#### REQUIREMENT:
The records below need to be repeated exactly, though not their pictures.

** INFORMATION GIVEN follows **

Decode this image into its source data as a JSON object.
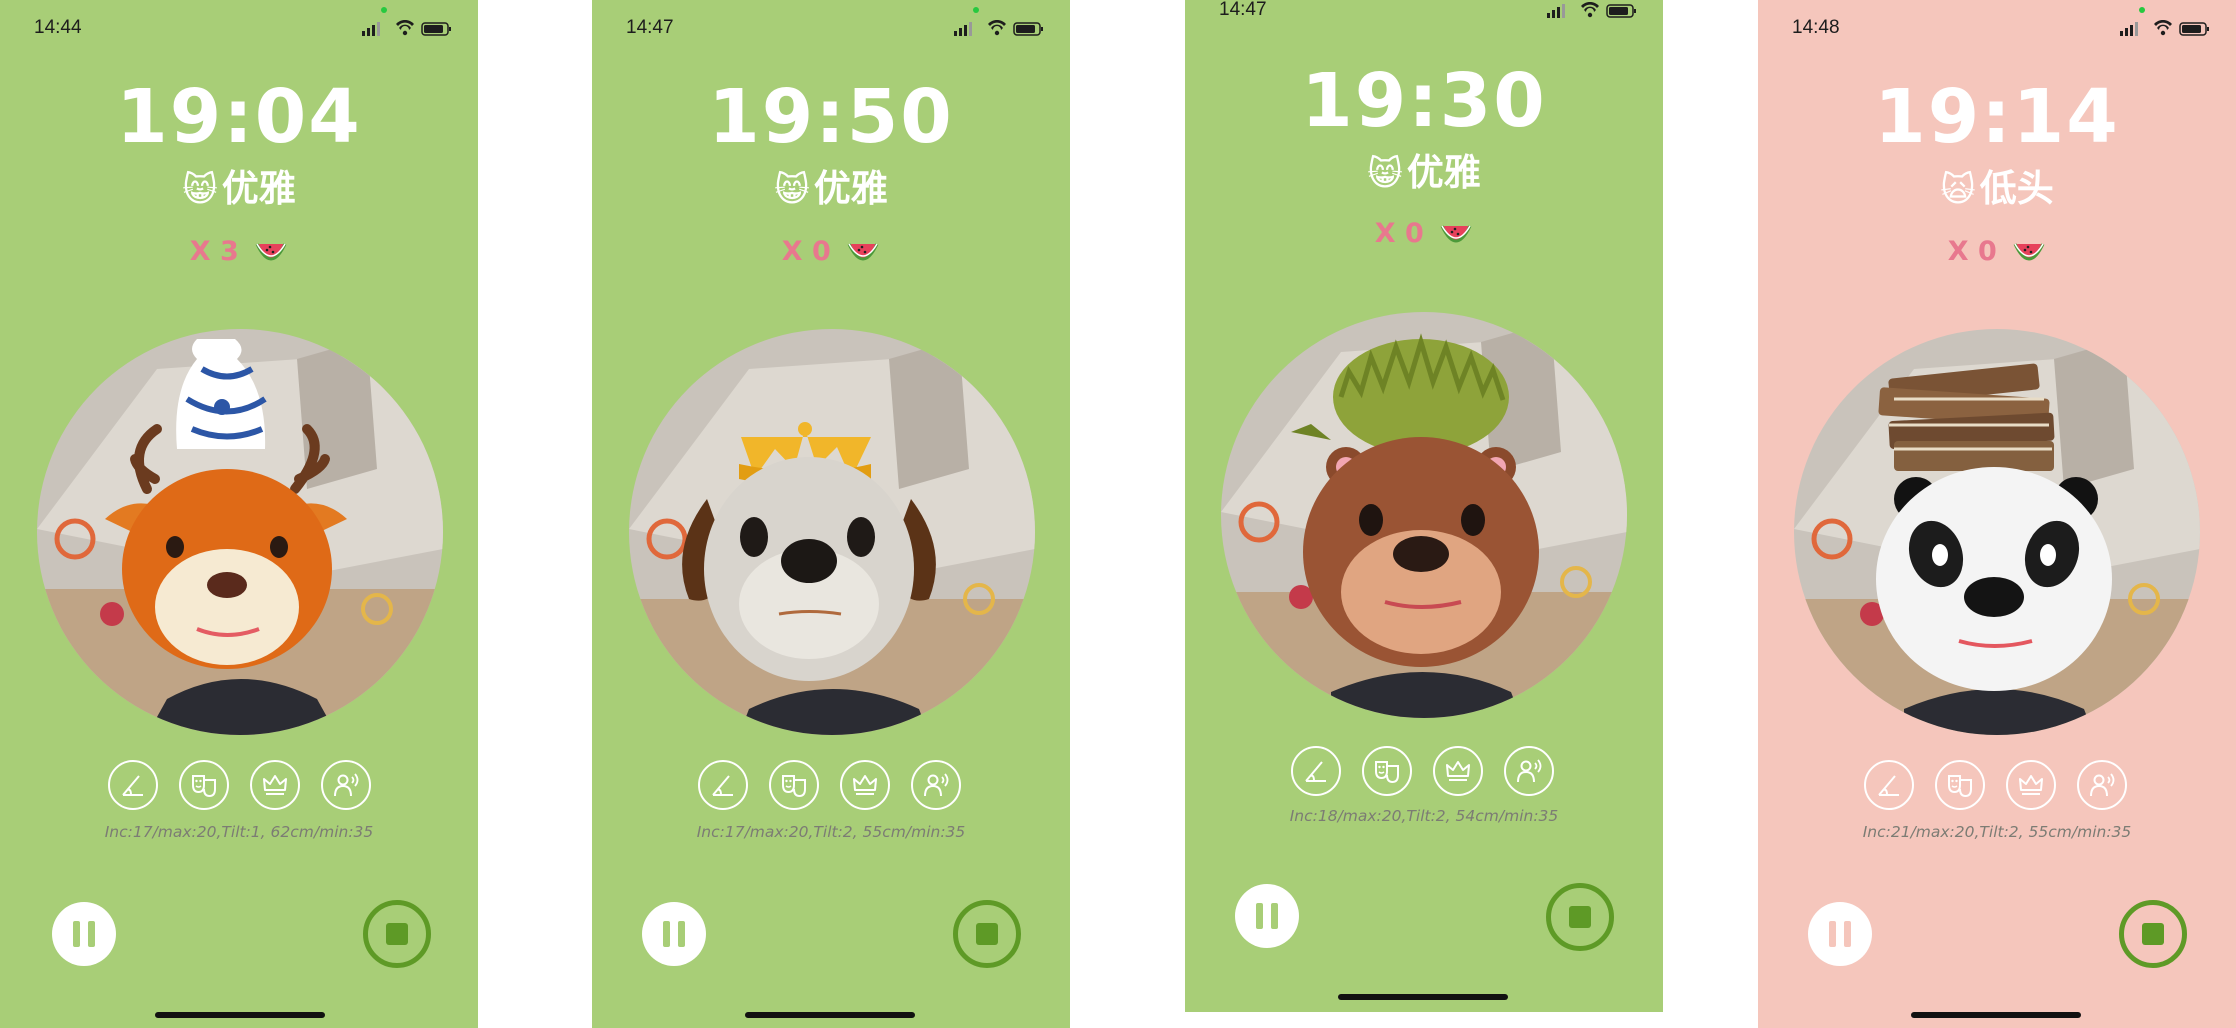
{
  "colors": {
    "green_bg": "#a8ce77",
    "pink_bg": "#f5c6bc",
    "counter_pink": "#e8788e",
    "stop_green": "#5e9a26"
  },
  "screens": [
    {
      "status_time": "14:44",
      "timer": "19:04",
      "posture_emoji": "😸",
      "posture_label": "优雅",
      "count": "X 3",
      "camera_overlay": "deer-with-vase",
      "metrics": "Inc:17/max:20,Tilt:1, 62cm/min:35",
      "icons": [
        "angle-icon",
        "masks-icon",
        "crown-icon",
        "voice-icon"
      ]
    },
    {
      "status_time": "14:47",
      "timer": "19:50",
      "posture_emoji": "😸",
      "posture_label": "优雅",
      "count": "X 0",
      "camera_overlay": "dog-with-crown",
      "metrics": "Inc:17/max:20,Tilt:2, 55cm/min:35",
      "icons": [
        "angle-icon",
        "masks-icon",
        "crown-icon",
        "voice-icon"
      ]
    },
    {
      "status_time": "14:47",
      "timer": "19:30",
      "posture_emoji": "😸",
      "posture_label": "优雅",
      "count": "X 0",
      "camera_overlay": "bear-with-durian",
      "metrics": "Inc:18/max:20,Tilt:2, 54cm/min:35",
      "icons": [
        "angle-icon",
        "masks-icon",
        "crown-icon",
        "voice-icon"
      ]
    },
    {
      "status_time": "14:48",
      "timer": "19:14",
      "posture_emoji": "🙀",
      "posture_label": "低头",
      "count": "X 0",
      "camera_overlay": "panda-with-books",
      "metrics": "Inc:21/max:20,Tilt:2, 55cm/min:35",
      "icons": [
        "angle-icon",
        "masks-icon",
        "crown-icon",
        "voice-icon"
      ]
    }
  ]
}
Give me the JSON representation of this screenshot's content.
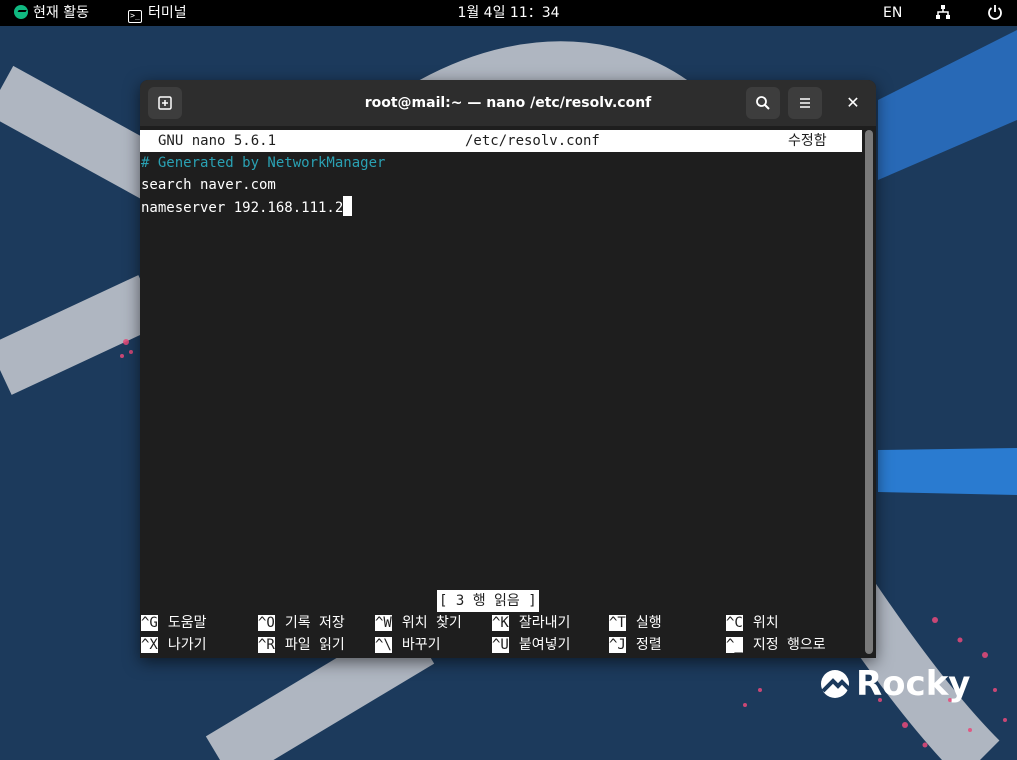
{
  "topbar": {
    "activities": "현재 활동",
    "app_name": "터미널",
    "clock": "1월 4일  11：34",
    "lang": "EN"
  },
  "window": {
    "title": "root@mail:~ — nano /etc/resolv.conf"
  },
  "nano": {
    "version": "GNU nano 5.6.1",
    "filename": "/etc/resolv.conf",
    "modified": "수정함",
    "lines": [
      "# Generated by NetworkManager",
      "search naver.com",
      "nameserver 192.168.111.2"
    ],
    "status": "[ 3 행 읽음 ]",
    "shortcuts_row1": [
      {
        "key": "^G",
        "label": "도움말"
      },
      {
        "key": "^O",
        "label": "기록 저장"
      },
      {
        "key": "^W",
        "label": "위치 찾기"
      },
      {
        "key": "^K",
        "label": "잘라내기"
      },
      {
        "key": "^T",
        "label": "실행"
      },
      {
        "key": "^C",
        "label": "위치"
      }
    ],
    "shortcuts_row2": [
      {
        "key": "^X",
        "label": "나가기"
      },
      {
        "key": "^R",
        "label": "파일 읽기"
      },
      {
        "key": "^\\",
        "label": "바꾸기"
      },
      {
        "key": "^U",
        "label": "붙여넣기"
      },
      {
        "key": "^J",
        "label": "정렬"
      },
      {
        "key": "^_",
        "label": "지정 행으로"
      }
    ]
  },
  "desktop": {
    "logo_text": "Rocky"
  },
  "colors": {
    "desktop_bg": "#1c3a5c",
    "terminal_bg": "#1e1e1e",
    "comment": "#2aa1b3",
    "rocky_green": "#10b981"
  }
}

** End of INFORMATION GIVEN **

#### WRITTEN RESPONSE:
Decode this image into its source data as a JSON object.
{
  "colors": {
    "green_bg": "#a8ce77",
    "pink_bg": "#f5c6bc",
    "counter_pink": "#e8788e",
    "stop_green": "#5e9a26"
  },
  "screens": [
    {
      "status_time": "14:44",
      "timer": "19:04",
      "posture_emoji": "😸",
      "posture_label": "优雅",
      "count": "X 3",
      "camera_overlay": "deer-with-vase",
      "metrics": "Inc:17/max:20,Tilt:1, 62cm/min:35",
      "icons": [
        "angle-icon",
        "masks-icon",
        "crown-icon",
        "voice-icon"
      ]
    },
    {
      "status_time": "14:47",
      "timer": "19:50",
      "posture_emoji": "😸",
      "posture_label": "优雅",
      "count": "X 0",
      "camera_overlay": "dog-with-crown",
      "metrics": "Inc:17/max:20,Tilt:2, 55cm/min:35",
      "icons": [
        "angle-icon",
        "masks-icon",
        "crown-icon",
        "voice-icon"
      ]
    },
    {
      "status_time": "14:47",
      "timer": "19:30",
      "posture_emoji": "😸",
      "posture_label": "优雅",
      "count": "X 0",
      "camera_overlay": "bear-with-durian",
      "metrics": "Inc:18/max:20,Tilt:2, 54cm/min:35",
      "icons": [
        "angle-icon",
        "masks-icon",
        "crown-icon",
        "voice-icon"
      ]
    },
    {
      "status_time": "14:48",
      "timer": "19:14",
      "posture_emoji": "🙀",
      "posture_label": "低头",
      "count": "X 0",
      "camera_overlay": "panda-with-books",
      "metrics": "Inc:21/max:20,Tilt:2, 55cm/min:35",
      "icons": [
        "angle-icon",
        "masks-icon",
        "crown-icon",
        "voice-icon"
      ]
    }
  ]
}
Give me the JSON representation of this screenshot's content.
{
  "topbar": {
    "activities": "현재 활동",
    "app_name": "터미널",
    "clock": "1월 4일  11：34",
    "lang": "EN"
  },
  "window": {
    "title": "root@mail:~ — nano /etc/resolv.conf"
  },
  "nano": {
    "version": "GNU nano 5.6.1",
    "filename": "/etc/resolv.conf",
    "modified": "수정함",
    "lines": [
      "# Generated by NetworkManager",
      "search naver.com",
      "nameserver 192.168.111.2"
    ],
    "status": "[ 3 행 읽음 ]",
    "shortcuts_row1": [
      {
        "key": "^G",
        "label": "도움말"
      },
      {
        "key": "^O",
        "label": "기록 저장"
      },
      {
        "key": "^W",
        "label": "위치 찾기"
      },
      {
        "key": "^K",
        "label": "잘라내기"
      },
      {
        "key": "^T",
        "label": "실행"
      },
      {
        "key": "^C",
        "label": "위치"
      }
    ],
    "shortcuts_row2": [
      {
        "key": "^X",
        "label": "나가기"
      },
      {
        "key": "^R",
        "label": "파일 읽기"
      },
      {
        "key": "^\\",
        "label": "바꾸기"
      },
      {
        "key": "^U",
        "label": "붙여넣기"
      },
      {
        "key": "^J",
        "label": "정렬"
      },
      {
        "key": "^_",
        "label": "지정 행으로"
      }
    ]
  },
  "desktop": {
    "logo_text": "Rocky"
  },
  "colors": {
    "desktop_bg": "#1c3a5c",
    "terminal_bg": "#1e1e1e",
    "comment": "#2aa1b3",
    "rocky_green": "#10b981"
  }
}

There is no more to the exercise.